Tuesday, July 31, 2012

Testing a teapot is like testing a car

The appearance of a car is not what matters most. It's how it feels being driven that counts. Similarly, for a teapot, it's the brewing of tea that decides if a teapot is good or not. But the analogy between car and teapot doesn't stop here. Car makers build different cars to fulfill different purposes. Racing cars, small city cars, SUVs, luxury cars are designed for different roads and functions. To choose a car, you first need to know how you want to use it. For exploring nature, crossing rivers a Ferrari or a limousine won't be good fits, even though they'd perform well (fast or comfortable, respectively) on the highway. What you need is a more rugged vehicle. It doesn't have to have a stylish, rounded look, since it aerodynamics don't matter much at lower speeds. But it will need power and adaptability to rough terrain.  

2003 wild Yiwu raw puerh
Different kinds of teas are to the teapot what different kinds of roads are for a car. In this case, puerh tea is like a rugged terrain. It is the most powerful type of tea, but also one that needs to be tamed or rounded on the edges. For this type of tea, I use David Louveau's Earth and Fire teapot. I'm even using his cups, the unglazed zafang bowl (for the spent water) and the shallow celadon bowl (as tea boat)!  This Cha Xi celebrates this artist whose website has been recently updated. It shows how versatile David Louveau is. In his early 40s, he produces a great range of different types of potteries. 
What makes David Louveau's wares most special is the natural origin of his clays (and then the firing with wood -except for porcelain-). This clay is all important, because it will interact with tea. It is like the engine of car, if you will. The tea feels more refined and its fragrances are completely pure. The taste is well balanced and harmonious. There has been some rounding and some absorption of the rougher edges, but the tea feels still very lively and strong. (The risk with pottery is excessive porosity where the brew looses its taste).
David Louveau is not specialized in teapots. He is guided by his love for tea, his Korean mentors and also some advice I gave him during our meetings. Last year, for instance, I had the chance to show him an antique zisha teapot (Qianlong reign). He could see and feel that the inside of the teapot wasn't smooth at all. Even the cover wasn't an exact fit. This didn't matter then. What did was the great quality of the clay. This is the kind of natural tradition that David Louveau likes to follow.  
Each handmade teapot is shaped slightly differently and comes out of the kiln with different firing marks (due to its position to the fire). But the real beauty transcends the shape and appearance. It comes from inside and let's the tea express all its good character.


Haan said...

Is there a way one could buy a teapot from David?
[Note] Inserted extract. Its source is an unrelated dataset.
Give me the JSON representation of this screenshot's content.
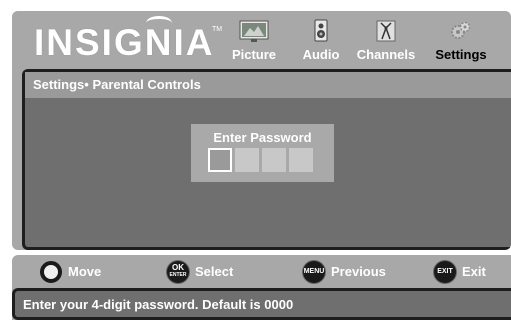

I had a look at his site but there is no mention about a potential sale or anything.

Nick Herman said...

It's beautiful and I'm envious to some degree; but I have to admit, as far as pure enjoyment and effect of the tea goes towards one self, the longer I drink tea, the more I feel the only really important variables are quality of leaves and water (and proper storage, in so far as keeping the first). To echo MarshalN's words in a post, "the last thing I advise people to spend money on is teaware."
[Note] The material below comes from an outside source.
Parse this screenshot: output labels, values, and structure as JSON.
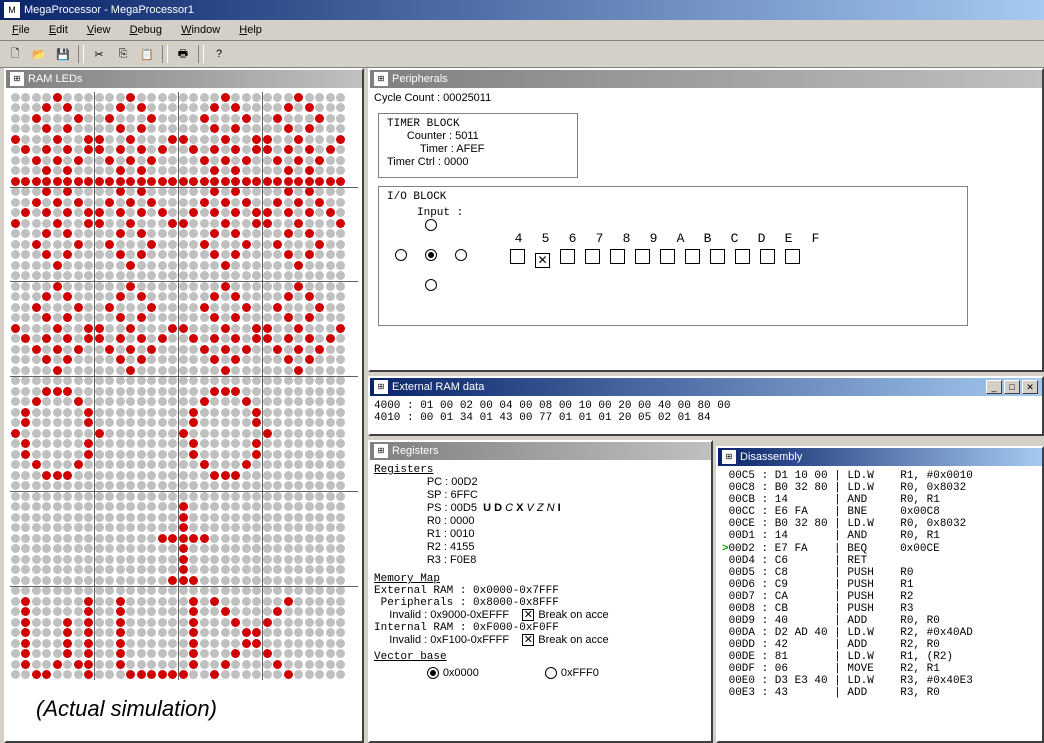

TeaMasters said...

David will fire his anagama kiln this weekend. If some teapots come out of this firing, I will ask him to send me some for sale on my blog.

I agree that you can learn really a lot with just one gaiwan. And it's true also that you don't need that many teapots. One for each kind that you drink is sufficient. The fun is finding the right one.